DATA RECORDS:
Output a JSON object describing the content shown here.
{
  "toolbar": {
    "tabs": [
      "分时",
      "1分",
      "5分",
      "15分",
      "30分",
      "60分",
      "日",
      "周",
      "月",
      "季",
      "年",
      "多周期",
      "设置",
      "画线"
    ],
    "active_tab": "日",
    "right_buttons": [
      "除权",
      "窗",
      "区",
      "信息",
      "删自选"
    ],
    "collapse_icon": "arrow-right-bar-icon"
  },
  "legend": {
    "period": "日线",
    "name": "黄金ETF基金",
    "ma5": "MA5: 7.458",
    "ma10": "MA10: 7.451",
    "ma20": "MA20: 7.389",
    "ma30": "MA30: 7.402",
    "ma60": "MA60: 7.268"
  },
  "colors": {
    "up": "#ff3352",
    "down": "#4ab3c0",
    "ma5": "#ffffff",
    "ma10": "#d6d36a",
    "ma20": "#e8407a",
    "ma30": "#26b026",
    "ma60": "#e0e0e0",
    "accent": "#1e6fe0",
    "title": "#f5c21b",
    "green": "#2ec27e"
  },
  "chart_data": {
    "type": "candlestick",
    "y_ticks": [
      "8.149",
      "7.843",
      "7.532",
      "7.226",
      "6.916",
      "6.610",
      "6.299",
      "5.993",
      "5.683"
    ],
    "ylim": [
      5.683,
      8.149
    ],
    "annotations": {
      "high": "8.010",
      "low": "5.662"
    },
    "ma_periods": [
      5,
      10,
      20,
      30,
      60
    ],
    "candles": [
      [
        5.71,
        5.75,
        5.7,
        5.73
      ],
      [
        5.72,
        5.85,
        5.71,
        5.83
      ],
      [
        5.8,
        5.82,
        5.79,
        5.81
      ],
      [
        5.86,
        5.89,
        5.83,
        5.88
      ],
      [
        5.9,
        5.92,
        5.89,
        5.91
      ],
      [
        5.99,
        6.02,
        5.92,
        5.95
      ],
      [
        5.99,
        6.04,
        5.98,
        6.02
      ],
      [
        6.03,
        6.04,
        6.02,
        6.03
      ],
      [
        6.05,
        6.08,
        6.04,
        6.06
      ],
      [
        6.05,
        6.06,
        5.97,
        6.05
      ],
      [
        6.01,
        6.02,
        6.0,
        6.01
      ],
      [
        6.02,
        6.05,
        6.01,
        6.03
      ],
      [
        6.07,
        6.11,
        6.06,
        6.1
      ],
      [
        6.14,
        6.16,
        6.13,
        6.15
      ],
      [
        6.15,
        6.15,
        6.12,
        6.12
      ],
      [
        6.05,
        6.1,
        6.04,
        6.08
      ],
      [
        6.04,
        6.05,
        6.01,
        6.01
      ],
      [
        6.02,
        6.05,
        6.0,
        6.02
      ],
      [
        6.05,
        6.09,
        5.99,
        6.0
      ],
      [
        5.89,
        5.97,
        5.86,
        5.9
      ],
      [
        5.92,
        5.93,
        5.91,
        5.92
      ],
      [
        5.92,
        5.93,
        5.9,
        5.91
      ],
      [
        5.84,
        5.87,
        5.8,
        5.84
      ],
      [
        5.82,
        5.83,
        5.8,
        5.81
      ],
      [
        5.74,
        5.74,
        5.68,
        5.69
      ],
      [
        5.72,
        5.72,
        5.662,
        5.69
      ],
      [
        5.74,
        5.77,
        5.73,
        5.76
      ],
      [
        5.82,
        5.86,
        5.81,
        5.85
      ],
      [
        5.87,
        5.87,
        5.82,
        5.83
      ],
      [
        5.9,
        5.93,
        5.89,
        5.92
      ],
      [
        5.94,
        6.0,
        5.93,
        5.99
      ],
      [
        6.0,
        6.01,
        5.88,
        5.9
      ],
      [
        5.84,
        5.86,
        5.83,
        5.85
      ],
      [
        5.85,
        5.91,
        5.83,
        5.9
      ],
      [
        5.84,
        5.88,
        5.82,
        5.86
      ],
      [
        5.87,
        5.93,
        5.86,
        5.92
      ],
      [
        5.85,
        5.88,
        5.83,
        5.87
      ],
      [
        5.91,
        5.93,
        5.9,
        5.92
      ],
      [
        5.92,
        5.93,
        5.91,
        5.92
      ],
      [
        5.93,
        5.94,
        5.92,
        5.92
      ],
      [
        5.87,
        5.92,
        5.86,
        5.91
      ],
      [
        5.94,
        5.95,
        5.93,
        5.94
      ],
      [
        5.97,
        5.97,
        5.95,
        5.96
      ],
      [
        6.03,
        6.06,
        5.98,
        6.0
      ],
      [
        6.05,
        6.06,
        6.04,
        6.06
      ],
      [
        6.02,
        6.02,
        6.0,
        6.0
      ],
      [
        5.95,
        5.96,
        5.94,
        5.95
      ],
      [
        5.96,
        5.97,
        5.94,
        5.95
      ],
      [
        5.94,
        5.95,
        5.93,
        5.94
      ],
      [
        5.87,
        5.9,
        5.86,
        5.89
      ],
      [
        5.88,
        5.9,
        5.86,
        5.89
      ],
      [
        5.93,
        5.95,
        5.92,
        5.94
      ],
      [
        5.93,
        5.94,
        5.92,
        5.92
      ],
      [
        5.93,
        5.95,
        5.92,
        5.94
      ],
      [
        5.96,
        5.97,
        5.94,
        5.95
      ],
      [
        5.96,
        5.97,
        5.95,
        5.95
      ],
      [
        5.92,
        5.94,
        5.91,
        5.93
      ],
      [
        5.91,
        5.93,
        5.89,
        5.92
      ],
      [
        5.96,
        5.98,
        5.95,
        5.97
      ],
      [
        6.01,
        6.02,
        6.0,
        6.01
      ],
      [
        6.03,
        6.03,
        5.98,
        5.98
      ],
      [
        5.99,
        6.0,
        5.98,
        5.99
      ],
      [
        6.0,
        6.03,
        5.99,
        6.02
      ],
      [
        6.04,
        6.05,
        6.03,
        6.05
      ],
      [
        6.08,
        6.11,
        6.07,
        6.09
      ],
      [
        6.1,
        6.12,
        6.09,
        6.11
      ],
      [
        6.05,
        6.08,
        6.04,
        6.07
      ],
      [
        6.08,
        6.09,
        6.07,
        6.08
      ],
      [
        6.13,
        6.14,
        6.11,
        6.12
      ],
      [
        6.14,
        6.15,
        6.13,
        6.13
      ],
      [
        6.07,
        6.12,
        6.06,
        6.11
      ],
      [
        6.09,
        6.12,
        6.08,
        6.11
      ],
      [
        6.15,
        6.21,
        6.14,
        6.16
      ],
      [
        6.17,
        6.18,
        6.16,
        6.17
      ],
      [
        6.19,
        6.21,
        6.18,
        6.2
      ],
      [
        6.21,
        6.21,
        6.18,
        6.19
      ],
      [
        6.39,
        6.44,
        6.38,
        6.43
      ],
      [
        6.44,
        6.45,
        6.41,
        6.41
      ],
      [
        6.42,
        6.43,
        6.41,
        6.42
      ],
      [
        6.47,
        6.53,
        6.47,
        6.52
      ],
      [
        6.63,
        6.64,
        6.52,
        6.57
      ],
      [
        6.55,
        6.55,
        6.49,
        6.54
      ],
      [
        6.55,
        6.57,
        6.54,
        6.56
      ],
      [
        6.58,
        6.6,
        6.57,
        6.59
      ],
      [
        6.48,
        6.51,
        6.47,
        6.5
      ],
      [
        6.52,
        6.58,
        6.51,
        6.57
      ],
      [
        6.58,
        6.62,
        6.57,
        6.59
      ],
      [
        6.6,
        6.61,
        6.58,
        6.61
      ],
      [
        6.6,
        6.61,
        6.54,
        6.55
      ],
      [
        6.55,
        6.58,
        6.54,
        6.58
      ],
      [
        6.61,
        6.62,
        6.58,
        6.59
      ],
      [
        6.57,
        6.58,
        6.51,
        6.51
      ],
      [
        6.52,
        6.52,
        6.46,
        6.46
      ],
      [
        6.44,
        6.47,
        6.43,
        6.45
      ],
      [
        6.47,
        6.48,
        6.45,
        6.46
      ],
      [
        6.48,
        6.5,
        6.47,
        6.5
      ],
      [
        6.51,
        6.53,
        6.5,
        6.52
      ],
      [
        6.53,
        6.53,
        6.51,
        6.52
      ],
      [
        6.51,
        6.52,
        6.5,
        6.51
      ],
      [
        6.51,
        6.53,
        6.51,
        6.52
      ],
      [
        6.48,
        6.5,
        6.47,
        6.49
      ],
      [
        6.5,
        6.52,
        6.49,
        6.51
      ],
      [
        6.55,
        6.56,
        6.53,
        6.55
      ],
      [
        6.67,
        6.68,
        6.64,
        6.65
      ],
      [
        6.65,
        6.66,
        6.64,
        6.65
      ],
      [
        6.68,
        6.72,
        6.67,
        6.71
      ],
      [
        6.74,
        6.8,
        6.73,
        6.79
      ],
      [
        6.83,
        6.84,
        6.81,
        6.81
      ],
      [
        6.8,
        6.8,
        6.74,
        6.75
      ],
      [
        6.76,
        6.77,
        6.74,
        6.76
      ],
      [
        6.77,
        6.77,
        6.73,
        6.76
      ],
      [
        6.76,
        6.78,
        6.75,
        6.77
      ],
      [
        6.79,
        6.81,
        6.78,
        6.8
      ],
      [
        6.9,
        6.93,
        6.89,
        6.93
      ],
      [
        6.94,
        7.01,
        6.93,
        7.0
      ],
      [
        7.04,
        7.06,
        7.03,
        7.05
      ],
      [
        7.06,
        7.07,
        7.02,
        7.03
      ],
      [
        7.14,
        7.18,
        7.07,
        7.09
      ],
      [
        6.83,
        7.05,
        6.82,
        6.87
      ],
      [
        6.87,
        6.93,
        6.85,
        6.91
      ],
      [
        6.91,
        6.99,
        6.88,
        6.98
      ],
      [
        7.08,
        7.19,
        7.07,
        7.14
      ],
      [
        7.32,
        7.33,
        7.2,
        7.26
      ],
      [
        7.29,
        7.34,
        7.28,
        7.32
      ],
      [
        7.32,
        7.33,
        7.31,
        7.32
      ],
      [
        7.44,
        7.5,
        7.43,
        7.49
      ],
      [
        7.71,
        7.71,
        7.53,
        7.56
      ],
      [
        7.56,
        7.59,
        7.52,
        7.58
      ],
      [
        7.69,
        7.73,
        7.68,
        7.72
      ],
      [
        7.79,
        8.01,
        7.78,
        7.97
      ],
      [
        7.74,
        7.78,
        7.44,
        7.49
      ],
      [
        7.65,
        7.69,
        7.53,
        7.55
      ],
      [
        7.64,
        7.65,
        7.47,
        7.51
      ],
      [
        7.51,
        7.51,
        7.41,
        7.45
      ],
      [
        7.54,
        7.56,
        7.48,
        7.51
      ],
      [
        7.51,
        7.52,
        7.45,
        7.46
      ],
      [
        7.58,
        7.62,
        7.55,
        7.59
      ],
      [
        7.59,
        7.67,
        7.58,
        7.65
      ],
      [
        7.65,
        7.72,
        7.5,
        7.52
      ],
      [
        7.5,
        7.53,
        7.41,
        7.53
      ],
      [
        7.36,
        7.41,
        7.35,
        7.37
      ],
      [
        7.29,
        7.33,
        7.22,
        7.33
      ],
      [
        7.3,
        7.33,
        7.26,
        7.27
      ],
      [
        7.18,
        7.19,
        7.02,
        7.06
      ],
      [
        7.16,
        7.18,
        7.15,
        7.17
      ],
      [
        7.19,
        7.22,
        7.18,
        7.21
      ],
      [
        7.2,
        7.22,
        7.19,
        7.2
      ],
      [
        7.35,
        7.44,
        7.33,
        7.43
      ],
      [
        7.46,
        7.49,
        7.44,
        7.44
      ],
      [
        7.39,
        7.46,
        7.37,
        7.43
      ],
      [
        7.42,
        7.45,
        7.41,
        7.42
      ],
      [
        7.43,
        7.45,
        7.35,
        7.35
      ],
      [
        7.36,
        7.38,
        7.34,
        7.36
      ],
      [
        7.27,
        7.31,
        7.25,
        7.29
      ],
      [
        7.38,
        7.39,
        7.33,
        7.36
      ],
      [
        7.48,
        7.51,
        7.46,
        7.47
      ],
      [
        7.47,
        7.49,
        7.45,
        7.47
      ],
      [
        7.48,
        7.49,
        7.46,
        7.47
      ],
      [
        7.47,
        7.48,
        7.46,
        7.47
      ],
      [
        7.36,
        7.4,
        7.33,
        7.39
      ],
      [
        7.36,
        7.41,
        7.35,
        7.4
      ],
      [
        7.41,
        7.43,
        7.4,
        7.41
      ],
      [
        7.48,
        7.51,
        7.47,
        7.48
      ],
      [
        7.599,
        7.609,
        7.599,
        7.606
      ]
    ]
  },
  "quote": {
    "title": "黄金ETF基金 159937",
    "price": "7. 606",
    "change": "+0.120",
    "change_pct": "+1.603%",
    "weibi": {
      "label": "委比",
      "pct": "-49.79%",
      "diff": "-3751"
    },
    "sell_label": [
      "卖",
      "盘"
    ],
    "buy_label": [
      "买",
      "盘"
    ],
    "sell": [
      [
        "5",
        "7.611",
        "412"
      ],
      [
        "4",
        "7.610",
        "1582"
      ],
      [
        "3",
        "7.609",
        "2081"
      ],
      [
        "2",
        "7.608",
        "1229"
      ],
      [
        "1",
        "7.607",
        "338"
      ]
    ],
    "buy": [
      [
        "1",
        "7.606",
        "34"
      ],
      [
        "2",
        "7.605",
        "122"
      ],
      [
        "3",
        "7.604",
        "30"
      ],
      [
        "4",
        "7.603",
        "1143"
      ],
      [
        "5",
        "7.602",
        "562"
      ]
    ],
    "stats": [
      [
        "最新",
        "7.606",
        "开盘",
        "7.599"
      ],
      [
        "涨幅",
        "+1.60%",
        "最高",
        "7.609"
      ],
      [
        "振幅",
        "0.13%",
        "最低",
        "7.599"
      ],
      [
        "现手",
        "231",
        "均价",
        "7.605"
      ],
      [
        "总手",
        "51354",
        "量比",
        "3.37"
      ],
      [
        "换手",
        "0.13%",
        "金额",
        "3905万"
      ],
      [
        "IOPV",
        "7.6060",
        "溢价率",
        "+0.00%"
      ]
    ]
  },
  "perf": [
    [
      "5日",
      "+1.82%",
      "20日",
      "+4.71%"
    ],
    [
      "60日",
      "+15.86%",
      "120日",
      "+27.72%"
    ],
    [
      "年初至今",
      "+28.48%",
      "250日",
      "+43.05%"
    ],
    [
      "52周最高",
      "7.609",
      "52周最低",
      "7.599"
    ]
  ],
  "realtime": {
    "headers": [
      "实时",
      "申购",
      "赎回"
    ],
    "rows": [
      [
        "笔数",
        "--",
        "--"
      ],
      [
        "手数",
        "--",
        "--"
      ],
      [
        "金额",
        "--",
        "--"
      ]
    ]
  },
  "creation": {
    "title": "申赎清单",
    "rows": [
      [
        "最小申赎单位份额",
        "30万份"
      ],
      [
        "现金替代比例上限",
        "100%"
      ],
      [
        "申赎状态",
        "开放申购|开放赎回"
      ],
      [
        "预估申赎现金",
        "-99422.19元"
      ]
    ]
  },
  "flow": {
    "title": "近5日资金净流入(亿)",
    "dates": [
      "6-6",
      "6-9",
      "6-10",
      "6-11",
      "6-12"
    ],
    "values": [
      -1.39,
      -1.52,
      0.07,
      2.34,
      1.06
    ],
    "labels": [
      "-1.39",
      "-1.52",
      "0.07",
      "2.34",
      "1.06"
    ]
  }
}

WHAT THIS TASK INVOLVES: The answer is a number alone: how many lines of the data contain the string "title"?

TASK ANSWER: 4